This November 9th, on the 14th anniversary to the day of my father's open heart surgery and when his health started to fail, I will be 72 years old. My father was 80 years old when he died. I don't know if that means I have eight years left but one thing I do know, I won't ever be than young kid on the roof deck in Philadelphia who could do whatever he wanted, whenever he wanted without fear. These days I know my limitations and I value each and every moment I have of good health.
During my recent stay in the hospital a good friend of mine also had a near death experience. A very unusual coincidence in that we were both in the hospital at the same since a week earlier we were both on the Kalmar Nyckel enjoying a sail (with a little help by a motor) around the Delaware Bay. Little did we know what fate had in store for us in just a few days.

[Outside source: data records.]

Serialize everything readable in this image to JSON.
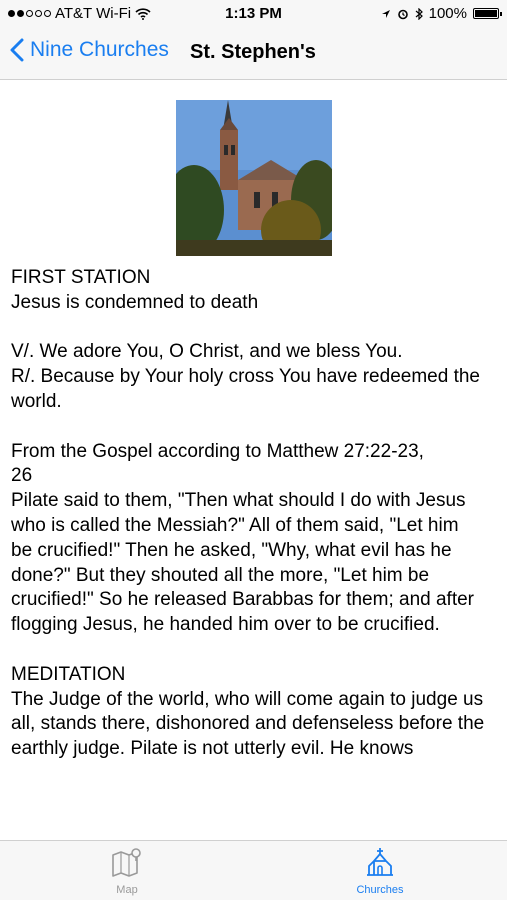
{
  "status_bar": {
    "carrier": "AT&T Wi-Fi",
    "time": "1:13 PM",
    "battery": "100%"
  },
  "nav": {
    "back_label": "Nine Churches",
    "title": "St. Stephen's"
  },
  "content": {
    "station_heading": "FIRST STATION",
    "station_title": "Jesus is condemned to death",
    "versicle": "V/. We adore You, O Christ, and we bless You.",
    "response": "R/. Because by Your holy cross You have redeemed the world.",
    "gospel_ref_line1": "From the Gospel according to Matthew 27:22-23,",
    "gospel_ref_line2": "26",
    "gospel_text_1": "Pilate said to them, \"Then what should I do with Jesus who is called the Messiah?\" All of them said, \"Let him",
    "gospel_text_2": "be crucified!\" Then he asked, \"Why, what evil has he done?\" But they shouted all the more, \"Let him be crucified!\" So he released Barabbas for them; and after flogging Jesus, he handed him over to be crucified.",
    "meditation_heading": "MEDITATION",
    "meditation_text_1": "The Judge of the world, who will come again to judge us all, stands there, dishonored and defenseless before the",
    "meditation_text_2": "earthly judge. Pilate is not utterly evil. He knows"
  },
  "tab_bar": {
    "tabs": [
      {
        "label": "Map",
        "icon": "map-icon",
        "color": "#9a9a9a"
      },
      {
        "label": "Churches",
        "icon": "church-icon",
        "color": "#1a7ef0"
      }
    ]
  },
  "colors": {
    "accent": "#1a7ef0",
    "inactive": "#9a9a9a",
    "bar_background": "#f7f7f7"
  }
}
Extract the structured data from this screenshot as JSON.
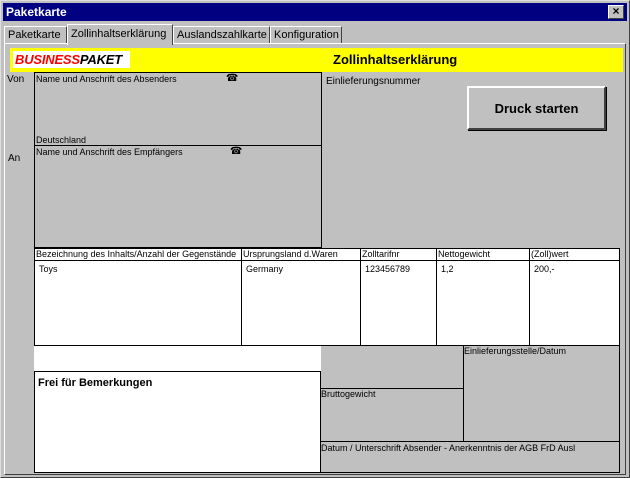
{
  "window": {
    "title": "Paketkarte",
    "close_glyph": "×"
  },
  "tabs": [
    {
      "label": "Paketkarte"
    },
    {
      "label": "Zollinhaltserklärung"
    },
    {
      "label": "Auslandszahlkarte"
    },
    {
      "label": "Konfiguration"
    }
  ],
  "header": {
    "brand_part1": "BUSINESS",
    "brand_part2": "PAKET",
    "title": "Zollinhaltserklärung",
    "bar_color": "#ffff00",
    "brand_red": "#ff0000"
  },
  "sender": {
    "side_label": "Von",
    "field_label": "Name und Anschrift des Absenders",
    "country": "Deutschland",
    "icon": "phone-icon"
  },
  "recipient": {
    "side_label": "An",
    "field_label": "Name und Anschrift des Empfängers",
    "icon": "phone-icon"
  },
  "einlieferungsnummer_label": "Einlieferungsnummer",
  "print_button": "Druck starten",
  "table": {
    "headers": [
      "Bezeichnung des Inhalts/Anzahl der Gegenstände",
      "Ursprungsland d.Waren",
      "Zolltarifnr",
      "Nettogewicht",
      "(Zoll)wert"
    ],
    "row": [
      "Toys",
      "Germany",
      "123456789",
      "1,2",
      "200,-"
    ]
  },
  "remarks_label": "Frei für Bemerkungen",
  "einlieferungsstelle_label": "Einlieferungsstelle/Datum",
  "bruttogewicht_label": "Bruttogewicht",
  "signature_label": "Datum / Unterschrift Absender - Anerkenntnis der AGB FrD Ausl"
}
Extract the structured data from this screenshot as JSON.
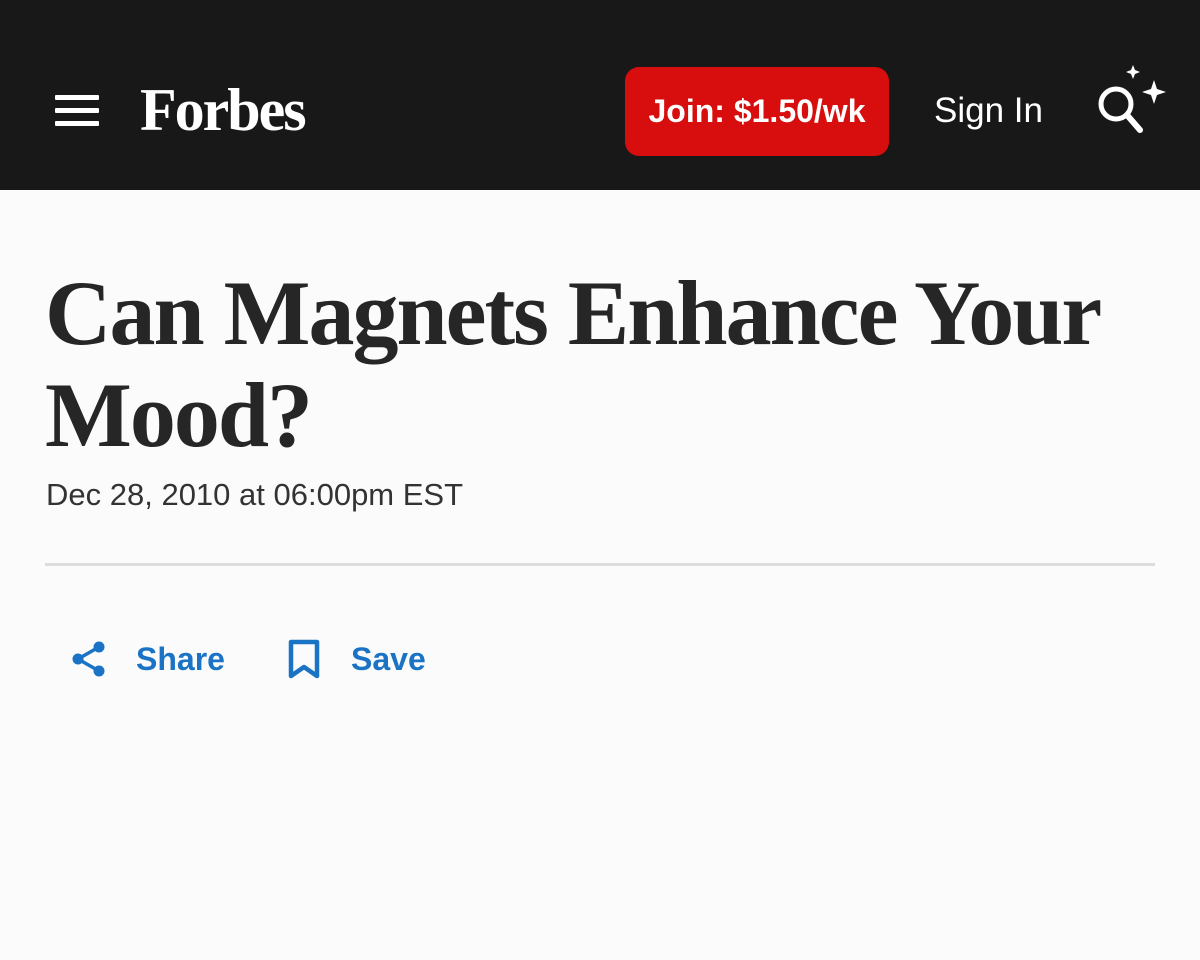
{
  "header": {
    "logo": "Forbes",
    "join_label": "Join: $1.50/wk",
    "signin_label": "Sign In"
  },
  "article": {
    "title": "Can Magnets Enhance Your Mood?",
    "date": "Dec 28, 2010 at 06:00pm EST"
  },
  "actions": {
    "share_label": "Share",
    "save_label": "Save"
  },
  "colors": {
    "header_bg": "#181818",
    "join_button": "#d80d0d",
    "action_blue": "#1a73c4",
    "page_bg": "#fbfbfb"
  },
  "icons": {
    "menu": "hamburger-icon",
    "search": "search-sparkle-icon",
    "share": "share-icon",
    "save": "bookmark-icon"
  }
}
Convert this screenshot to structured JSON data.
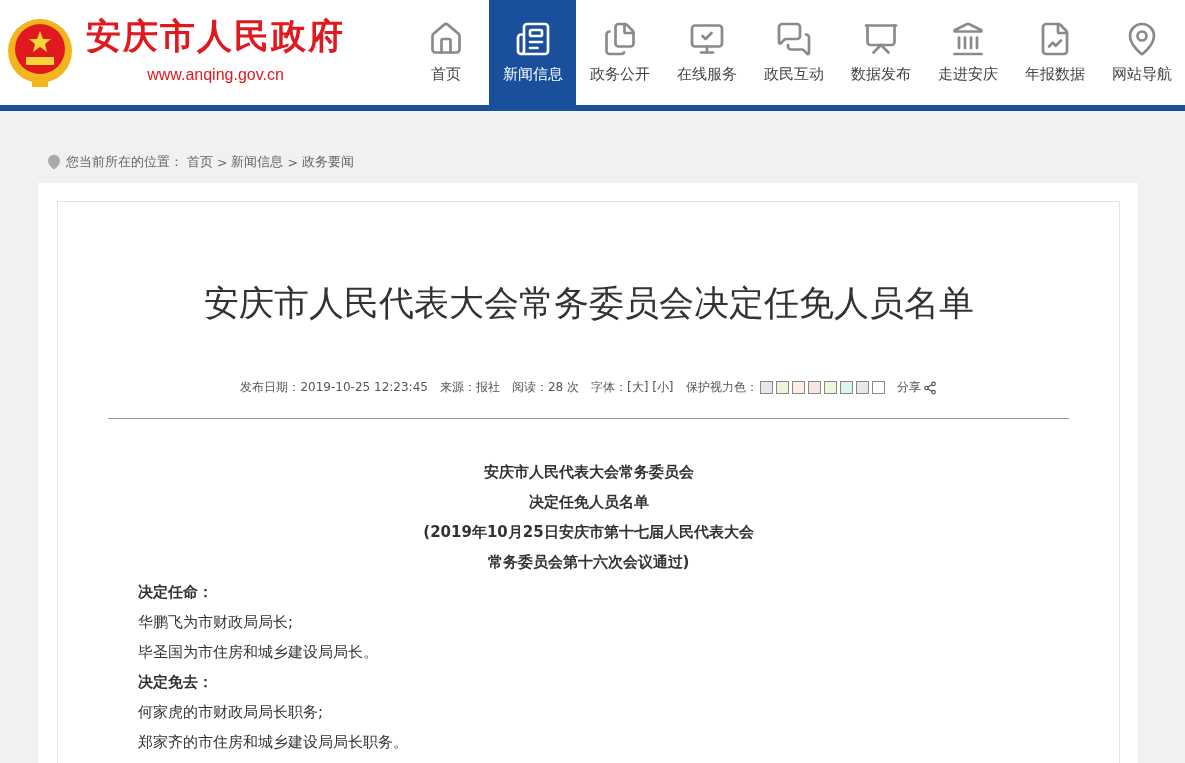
{
  "header": {
    "site_name": "安庆市人民政府",
    "url": "www.anqing.gov.cn"
  },
  "nav": [
    {
      "label": "首页",
      "selected": false
    },
    {
      "label": "新闻信息",
      "selected": true
    },
    {
      "label": "政务公开",
      "selected": false
    },
    {
      "label": "在线服务",
      "selected": false
    },
    {
      "label": "政民互动",
      "selected": false
    },
    {
      "label": "数据发布",
      "selected": false
    },
    {
      "label": "走进安庆",
      "selected": false
    },
    {
      "label": "年报数据",
      "selected": false
    },
    {
      "label": "网站导航",
      "selected": false
    }
  ],
  "breadcrumb": [
    "您当前所在的位置：",
    "首页",
    ">",
    "新闻信息",
    ">",
    "政务要闻"
  ],
  "article": {
    "title": "安庆市人民代表大会常务委员会决定任免人员名单",
    "meta": [
      "发布日期：2019-10-25 12:23:45",
      "来源：报社",
      "阅读：28 次",
      "字体：[大] [小]",
      "保护视力色："
    ],
    "swatches": [
      {
        "color": "#e3e8ef"
      },
      {
        "color": "#f1f2dc"
      },
      {
        "color": "#fdefe2"
      },
      {
        "color": "#fae3e0"
      },
      {
        "color": "#ecf7dc"
      },
      {
        "color": "#dcf4ee"
      },
      {
        "color": "#e7e7ee"
      },
      {
        "color": "#ffffff"
      }
    ],
    "share": "分享",
    "body": [
      {
        "kind": "center",
        "text": "安庆市人民代表大会常务委员会"
      },
      {
        "kind": "center",
        "text": "决定任免人员名单"
      },
      {
        "kind": "center",
        "text": "(2019年10月25日安庆市第十七届人民代表大会"
      },
      {
        "kind": "center",
        "text": "常务委员会第十六次会议通过)"
      },
      {
        "kind": "heading",
        "text": "决定任命："
      },
      {
        "kind": "text",
        "text": "华鹏飞为市财政局局长;"
      },
      {
        "kind": "text",
        "text": "毕圣国为市住房和城乡建设局局长。"
      },
      {
        "kind": "heading",
        "text": "决定免去："
      },
      {
        "kind": "text",
        "text": "何家虎的市财政局局长职务;"
      },
      {
        "kind": "text",
        "text": "郑家齐的市住房和城乡建设局局长职务。"
      }
    ]
  }
}
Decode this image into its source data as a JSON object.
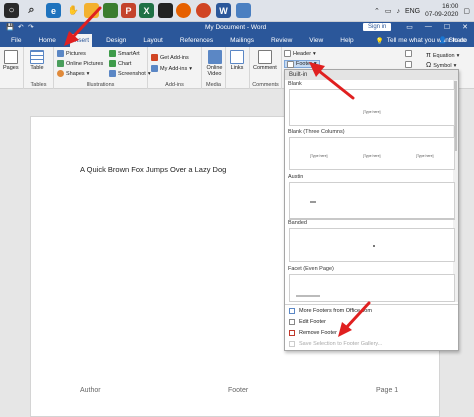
{
  "taskbar": {
    "icons": [
      "start-icon",
      "chrome-icon",
      "edge-icon",
      "folder-icon",
      "hand-icon",
      "word-icon",
      "powerpoint-icon",
      "excel-icon",
      "firefox-icon",
      "word-active-icon",
      "image-icon"
    ],
    "language": "ENG",
    "time": "16:00",
    "date": "07-09-2020"
  },
  "window": {
    "title": "My Document - Word",
    "signin": "Sign in"
  },
  "tabs": [
    "File",
    "Home",
    "Insert",
    "Design",
    "Layout",
    "References",
    "Mailings",
    "Review",
    "View",
    "Help"
  ],
  "active_tab": "Insert",
  "tellme": "Tell me what you want to do",
  "share": "Share",
  "ribbon": {
    "pages": "Pages",
    "table": "Table",
    "tables_label": "Tables",
    "pictures": "Pictures",
    "online_pictures": "Online Pictures",
    "shapes": "Shapes",
    "smartart": "SmartArt",
    "chart": "Chart",
    "screenshot": "Screenshot",
    "illustrations_label": "Illustrations",
    "get_addins": "Get Add-ins",
    "my_addins": "My Add-ins",
    "addins_label": "Add-ins",
    "online_video": "Online Video",
    "media_label": "Media",
    "links": "Links",
    "comment": "Comment",
    "comments_label": "Comments",
    "header": "Header",
    "footer": "Footer",
    "equation": "Equation",
    "symbol": "Symbol"
  },
  "document": {
    "heading": "A Quick Brown Fox Jumps Over a Lazy Dog",
    "footer_left": "Author",
    "footer_center": "Footer",
    "footer_right": "Page 1"
  },
  "gallery": {
    "builtin": "Built-in",
    "sections": [
      "Blank",
      "Blank (Three Columns)",
      "Austin",
      "Banded",
      "Facet (Even Page)"
    ],
    "thumb_blank": "[Type here]",
    "thumb_three": [
      "[Type here]",
      "[Type here]",
      "[Type here]"
    ],
    "menu": [
      "More Footers from Office.com",
      "Edit Footer",
      "Remove Footer",
      "Save Selection to Footer Gallery..."
    ]
  }
}
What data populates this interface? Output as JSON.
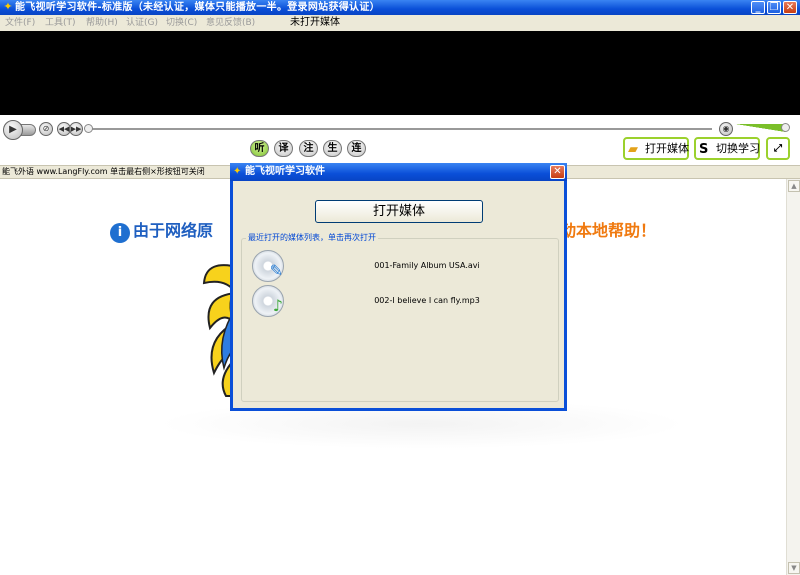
{
  "window": {
    "title": "能飞视听学习软件-标准版（未经认证，媒体只能播放一半。登录网站获得认证）",
    "minimize": "_",
    "restore": "❐",
    "close": "✕"
  },
  "menu": {
    "items": [
      "文件(F)",
      "工具(T)",
      "帮助(H)",
      "认证(G)",
      "切换(C)",
      "意见反馈(B)"
    ],
    "status": "未打开媒体"
  },
  "controls": {
    "modes": [
      "听",
      "译",
      "注",
      "生",
      "连"
    ],
    "active_mode": 0,
    "open_media_label": "打开媒体",
    "switch_learning_label": "切换学习"
  },
  "infobar": {
    "text": "能飞外语 www.LangFly.com 单击最右侧×形按钮可关闭"
  },
  "content": {
    "notice_left": "由于网络原",
    "notice_right": "动本地帮助！",
    "accent_blue": "#1f5fc0",
    "accent_orange": "#f07a10"
  },
  "dialog": {
    "title": "能飞视听学习软件",
    "close": "✕",
    "open_button": "打开媒体",
    "recent_legend": "最近打开的媒体列表，单击再次打开",
    "recent": [
      {
        "name": "001-Family Album USA.avi",
        "icon": "video-file-icon"
      },
      {
        "name": "002-I believe I can fly.mp3",
        "icon": "audio-file-icon"
      }
    ]
  }
}
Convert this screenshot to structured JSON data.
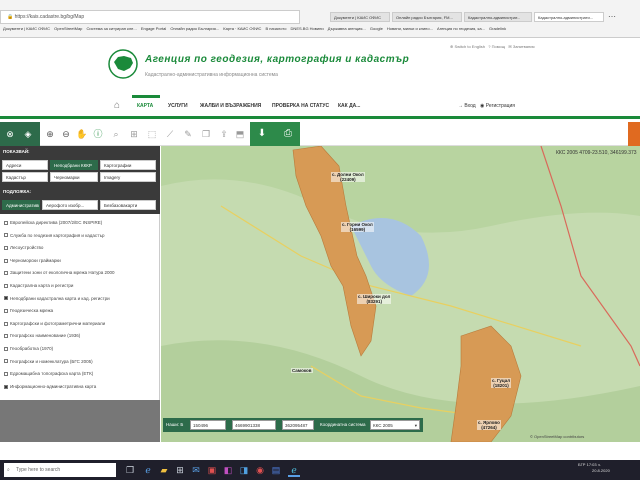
{
  "browser": {
    "address": "https://kais.cadastre.bg/bg/Map",
    "tabs": [
      {
        "label": "Документи | КАИС ОФИС"
      },
      {
        "label": "Онлайн радио България, FM..."
      },
      {
        "label": "Кадастрално-администрат..."
      },
      {
        "label": "Кадастрално-администрати..."
      }
    ],
    "bookmarks": [
      "Документи | КАИС ОФИС",
      "OpenStreetMap",
      "Система за ситуиран кле...",
      "Engage Portal",
      "Онлайн радио България...",
      "Карта · КАИС ОФИС",
      "В началото",
      "DNES.BG Новини",
      "Държавна агенция...",
      "Google",
      "Новини, милки и клипо...",
      "Агенция по геодезия, ка...",
      "Gradelink"
    ]
  },
  "header": {
    "title": "Агенция по геодезия, картография и кадастър",
    "subtitle": "Кадастрално-административна информационна система",
    "util_lang": "Switch to English",
    "util_help": "Помощ",
    "util_contact": "Запитвания"
  },
  "nav": {
    "items": [
      "КАРТА",
      "УСЛУГИ",
      "ЖАЛБИ И ВЪЗРАЖЕНИЯ",
      "ПРОВЕРКА НА СТАТУС",
      "КАК ДА..."
    ],
    "login": "Вход",
    "register": "Регистрация"
  },
  "sidebar": {
    "legend_title": "ПОКАЗВАЙ:",
    "legend_buttons": [
      "Адреси",
      "Неподбрани КККР",
      "Картографии",
      "Кадастър",
      "Черномарки",
      "Imagery"
    ],
    "layers_title": "ПОДЛОЖКА:",
    "base_buttons": [
      "Административна...",
      "Аерофото изобр...",
      "Безбазовакарти"
    ],
    "layers": [
      {
        "label": "Европейска директива (2007/2/ЕС INSPIRE)",
        "checked": false
      },
      {
        "label": "Служба по геодезия картография и кадастър",
        "checked": false
      },
      {
        "label": "Лесоустройство",
        "checked": false
      },
      {
        "label": "Черноморски граймарки",
        "checked": false
      },
      {
        "label": "Защитени зони от екологична мрежа Натура 2000",
        "checked": false
      },
      {
        "label": "Кадастрална карта и регистри",
        "checked": false
      },
      {
        "label": "Неподбрани кадастрална карта и кад. регистри",
        "checked": true
      },
      {
        "label": "Геодезическа мрежа",
        "checked": false
      },
      {
        "label": "Картографски и фотограметрични материали",
        "checked": false
      },
      {
        "label": "Географско наименование (1936)",
        "checked": false
      },
      {
        "label": "Геообработка (1970)",
        "checked": false
      },
      {
        "label": "Географски и номенклатура (БГС 2005)",
        "checked": false
      },
      {
        "label": "Едромащабна топографска карта (ЕТК)",
        "checked": false
      },
      {
        "label": "Информационно-административна карта",
        "checked": true
      }
    ]
  },
  "map": {
    "coord_readout": "ККС 2005 4709-23.510, 346199.373",
    "places": [
      {
        "name": "с. Долни Окол",
        "code": "(22409)"
      },
      {
        "name": "с. Горни Окол",
        "code": "(16599)"
      },
      {
        "name": "с. Широки дол",
        "code": "(83291)"
      },
      {
        "name": "с. Гуцал",
        "code": "(18201)"
      },
      {
        "name": "с. Ярлово",
        "code": "(47264)"
      },
      {
        "name": "Самоков",
        "code": ""
      }
    ],
    "attribution": "© OpenStreetMap contributors"
  },
  "coord_bar": {
    "label_x": "Наши: Б",
    "x_value": "150496",
    "y_value": "4669901338",
    "z_value": "362095487",
    "system_label": "Координатна система",
    "system_value": "ККС 2005"
  },
  "taskbar": {
    "search_placeholder": "Type here to search",
    "lang": "БГР",
    "time": "17:03 ч.",
    "date": "20.8.2020"
  },
  "colors": {
    "brand_green": "#1a8a3a",
    "dark_green": "#2d6b4a",
    "parcel_fill": "#d79a55",
    "map_bg": "#c5dbb0",
    "water": "#a8c4e0"
  }
}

We both had a brush with death.
|Wayne DeCajun and me on the Kalmar Nyckel August 20th, 2013|
But one thing I have gained from my experience these past eventful days is that when my time does come, as it surely will, I wish someone would pick out one of those coffins for me that says "Going Home." Then I will be at peace and one with the universe. As a friend quoted a phrase from "Evita" on his blog entry about a death of his neighbor, "he has now entered immortality." That is a nice turn of a phrase and the way I would like to be remembered, whatever unfinished business I leave here on earth.
However, until then it looks as if I'll be around just a bit longer to ruffle some more feathers, rock a few boats, make some waves and perhaps, if I am just fortunate enough, to make a few very special people in my life very happy. I still have some living to do folks. I plan to make these the best years of my life. Everything up until now has only been a preamble.
I will be forever grateful to those who wished me well and who cared for my well being. Thank you, thank you, thank you.
|Pat and Wayne prior to boarding the Kalmar Nyckel - Friends|